President Donald Trumps income from his hotels, resorts, and golf clubs declined substantially last year, according to newly filed financial disclosure forms.
Trump brought in about $352 million last year from 30 companies that own or manage those properties, down from nearly $387 million in 2017. That included seven-figure drops in income at some iconic Trump resorts. His Mar-a-Lago club brought in about $2.5 million less than it did in 2017. Income from the Trump National Golf Club in Los Angeles dropped by roughly $3 million. And the Trump Organizations hotel management arm saw its income plummet by nearly $16 million, though its numbers for 2018 were more in line with those prior to Trump assuming the presidency.
Other Trump properties fared better. His Doral resort in Miami hiked its income by about $2.2 million in spite of internal concerns about declining residency reported by The Washington Post this week. Trump Turnberry, a golf resort in Scotland, saw income increase by $3 million. Trumps hotel at Washingtons Old Post Office, just blocks from the White House, maintained an income of just over $40 million, second only to Doral in total income among the properties examined. And the company that manages Trumps golf club in Dubai more than doubled its income, though it was still a small portion of the resort portfolio.
Overall, though, the presidents hospitality business appears to have taken a hit last year.
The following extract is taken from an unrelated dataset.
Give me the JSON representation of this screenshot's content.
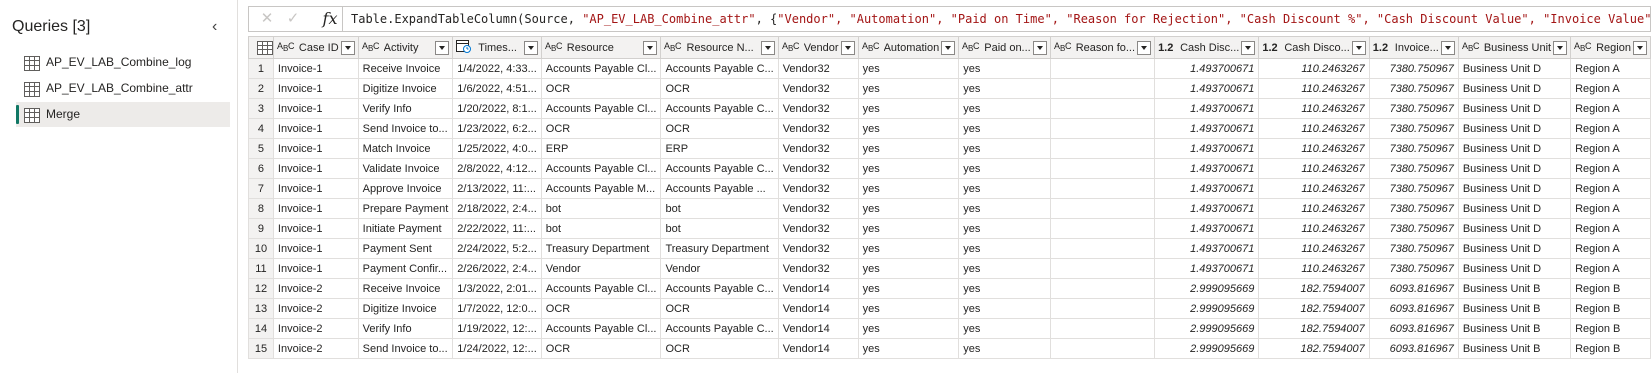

And it suggests that the divisiveness of his presidency is impacting his business empire.
All of Trumps assets reside in a trust set up when he took office and managed by his two adult sons. The president claims that that setup insulates him from conflict of interest questions, but the structure of the trust allows him to draw profits from his business whenever he sees fit.
The arrangement has drawn intense criticism from good government groups, and Trumps continued profiting from hotels and resorts patronized by foreign governments has led to multiple lawsuits alleging he has violated an anti-bribery provision of the U.S. Constitution.
Trumps business portfolio is more expansive than the resorts, hotels and golf clubs that he owns. He also lists a variety of limited liability corporations from which he derives rent, interest, royalties, and condo sales. But income from those were often listed in broad ranges and rarely varied from prior years.
While the vast majority of the presidents income continues to come through real estate ventures of some form, he also maintains some less expected income streams. In 2018, for example, he brought in nearly $100,000 from a pair of pensions paid out by a pair of unions: the Screen Actors Guild and the American Federation of Television and Radio Artists.
The Trump Organization did not return a request for comment.